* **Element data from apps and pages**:

#####

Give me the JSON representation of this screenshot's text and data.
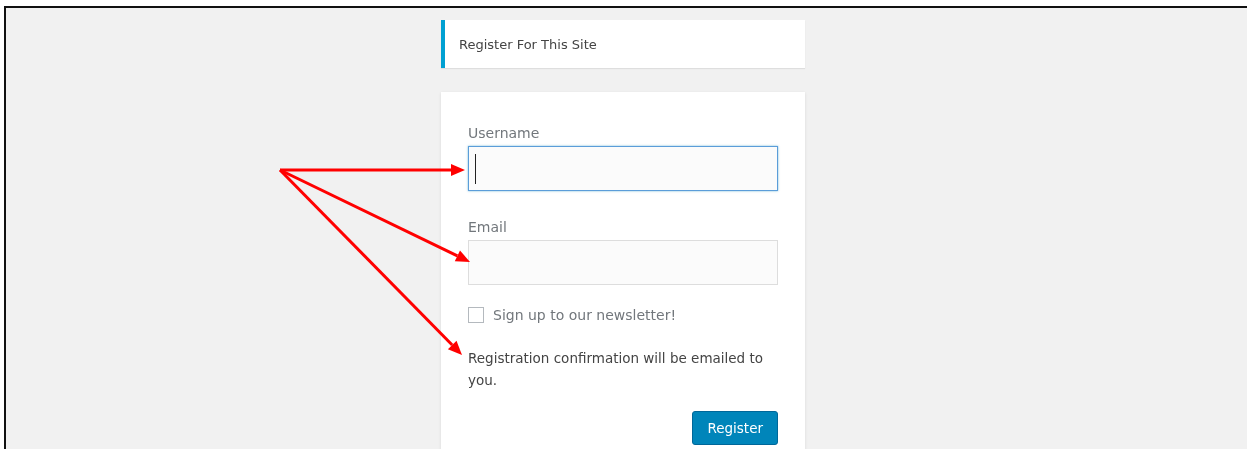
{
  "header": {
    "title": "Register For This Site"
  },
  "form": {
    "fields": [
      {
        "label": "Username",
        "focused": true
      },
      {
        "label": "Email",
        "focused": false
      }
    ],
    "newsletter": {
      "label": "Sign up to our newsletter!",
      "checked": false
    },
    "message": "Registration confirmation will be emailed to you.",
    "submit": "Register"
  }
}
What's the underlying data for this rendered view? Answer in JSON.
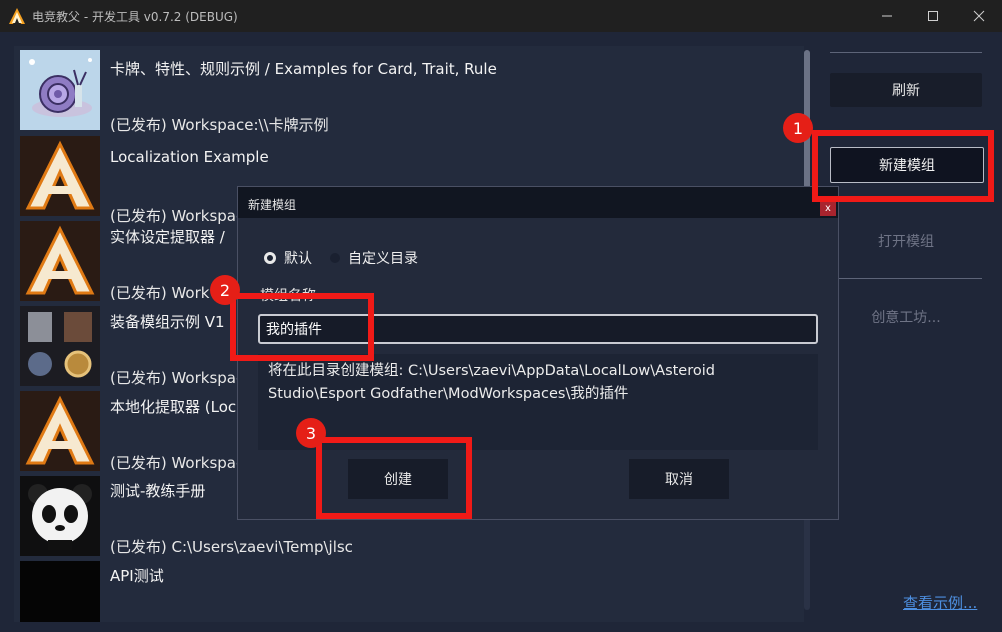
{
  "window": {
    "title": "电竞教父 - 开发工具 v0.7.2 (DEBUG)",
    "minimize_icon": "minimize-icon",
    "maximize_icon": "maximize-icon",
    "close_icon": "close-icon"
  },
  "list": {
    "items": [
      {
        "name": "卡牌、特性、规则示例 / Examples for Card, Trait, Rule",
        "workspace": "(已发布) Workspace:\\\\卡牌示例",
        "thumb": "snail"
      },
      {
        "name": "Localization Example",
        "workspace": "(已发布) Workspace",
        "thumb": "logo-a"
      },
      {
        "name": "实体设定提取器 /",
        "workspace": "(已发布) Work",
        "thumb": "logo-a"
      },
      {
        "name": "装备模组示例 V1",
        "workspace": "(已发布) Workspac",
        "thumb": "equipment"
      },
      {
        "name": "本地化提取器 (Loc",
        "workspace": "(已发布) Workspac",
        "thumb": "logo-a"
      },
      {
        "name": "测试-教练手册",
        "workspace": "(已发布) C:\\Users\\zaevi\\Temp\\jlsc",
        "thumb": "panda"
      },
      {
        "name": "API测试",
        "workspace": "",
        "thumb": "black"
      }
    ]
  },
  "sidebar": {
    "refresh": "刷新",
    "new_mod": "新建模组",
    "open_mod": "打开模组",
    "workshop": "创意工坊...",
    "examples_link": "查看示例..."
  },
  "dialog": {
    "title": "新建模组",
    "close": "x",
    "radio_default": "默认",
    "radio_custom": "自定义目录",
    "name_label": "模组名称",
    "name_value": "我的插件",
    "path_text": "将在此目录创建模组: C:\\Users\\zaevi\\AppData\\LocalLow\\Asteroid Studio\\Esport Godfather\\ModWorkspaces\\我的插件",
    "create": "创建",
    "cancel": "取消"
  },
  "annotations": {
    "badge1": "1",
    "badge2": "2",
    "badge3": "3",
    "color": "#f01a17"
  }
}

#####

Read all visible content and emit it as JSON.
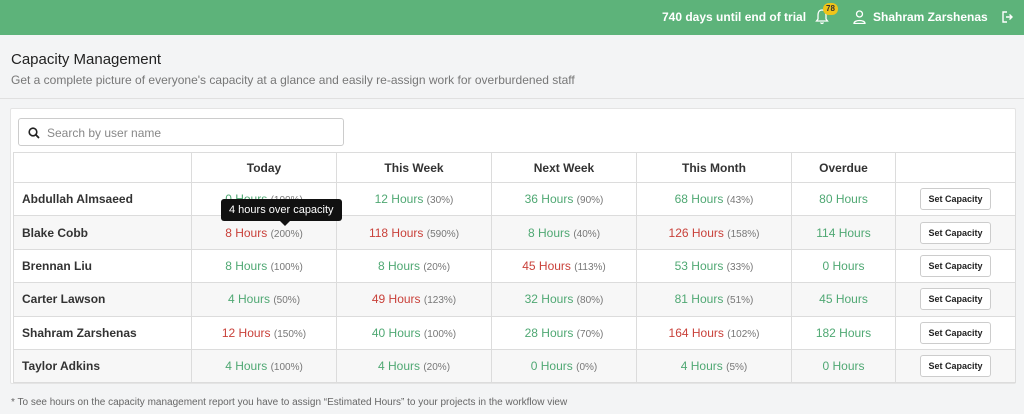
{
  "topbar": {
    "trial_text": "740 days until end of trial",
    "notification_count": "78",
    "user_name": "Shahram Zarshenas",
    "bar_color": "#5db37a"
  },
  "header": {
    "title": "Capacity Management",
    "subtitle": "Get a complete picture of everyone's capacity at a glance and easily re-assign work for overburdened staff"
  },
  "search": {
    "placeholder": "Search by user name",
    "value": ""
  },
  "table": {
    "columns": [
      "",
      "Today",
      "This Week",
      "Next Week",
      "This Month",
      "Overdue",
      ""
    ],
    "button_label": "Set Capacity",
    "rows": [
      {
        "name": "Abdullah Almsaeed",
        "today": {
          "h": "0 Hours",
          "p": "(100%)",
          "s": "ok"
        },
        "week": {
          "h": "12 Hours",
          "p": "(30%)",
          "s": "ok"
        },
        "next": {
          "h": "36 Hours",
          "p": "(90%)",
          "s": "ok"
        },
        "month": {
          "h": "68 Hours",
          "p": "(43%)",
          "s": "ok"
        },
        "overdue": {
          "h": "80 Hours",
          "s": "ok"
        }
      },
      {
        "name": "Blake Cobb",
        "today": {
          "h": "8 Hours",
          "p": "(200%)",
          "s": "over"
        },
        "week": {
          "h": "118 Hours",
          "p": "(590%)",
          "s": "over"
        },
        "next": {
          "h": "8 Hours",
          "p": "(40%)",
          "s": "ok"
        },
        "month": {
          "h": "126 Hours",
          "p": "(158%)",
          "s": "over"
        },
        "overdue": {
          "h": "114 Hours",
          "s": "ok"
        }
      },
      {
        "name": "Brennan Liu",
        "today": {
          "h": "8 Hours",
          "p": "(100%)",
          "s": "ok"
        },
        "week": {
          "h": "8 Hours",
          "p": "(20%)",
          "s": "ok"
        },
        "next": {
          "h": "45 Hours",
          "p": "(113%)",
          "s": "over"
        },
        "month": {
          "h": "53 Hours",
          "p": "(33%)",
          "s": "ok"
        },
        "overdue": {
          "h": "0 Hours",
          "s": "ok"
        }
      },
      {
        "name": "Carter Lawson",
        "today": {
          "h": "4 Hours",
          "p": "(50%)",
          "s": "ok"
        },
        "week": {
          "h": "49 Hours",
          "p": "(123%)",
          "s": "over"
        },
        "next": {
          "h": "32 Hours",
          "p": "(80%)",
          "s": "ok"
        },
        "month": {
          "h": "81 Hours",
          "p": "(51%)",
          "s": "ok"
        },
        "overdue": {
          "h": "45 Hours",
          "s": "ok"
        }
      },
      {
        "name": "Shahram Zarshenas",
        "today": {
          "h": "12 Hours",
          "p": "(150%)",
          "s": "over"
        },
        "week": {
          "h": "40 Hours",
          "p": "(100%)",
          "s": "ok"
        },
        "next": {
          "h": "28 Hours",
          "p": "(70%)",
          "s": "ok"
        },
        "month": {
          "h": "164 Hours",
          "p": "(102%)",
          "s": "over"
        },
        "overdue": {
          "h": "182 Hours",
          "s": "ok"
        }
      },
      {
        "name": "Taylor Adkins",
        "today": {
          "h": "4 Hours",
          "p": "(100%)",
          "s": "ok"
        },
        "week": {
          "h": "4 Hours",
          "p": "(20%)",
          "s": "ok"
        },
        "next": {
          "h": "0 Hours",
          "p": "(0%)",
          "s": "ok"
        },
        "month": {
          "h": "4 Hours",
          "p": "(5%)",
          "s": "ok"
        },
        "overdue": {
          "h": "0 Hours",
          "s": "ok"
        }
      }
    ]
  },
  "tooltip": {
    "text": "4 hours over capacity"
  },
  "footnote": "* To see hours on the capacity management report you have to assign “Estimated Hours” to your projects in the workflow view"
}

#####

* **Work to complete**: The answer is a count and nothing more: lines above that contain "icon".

* **Answer to this exercise**: 3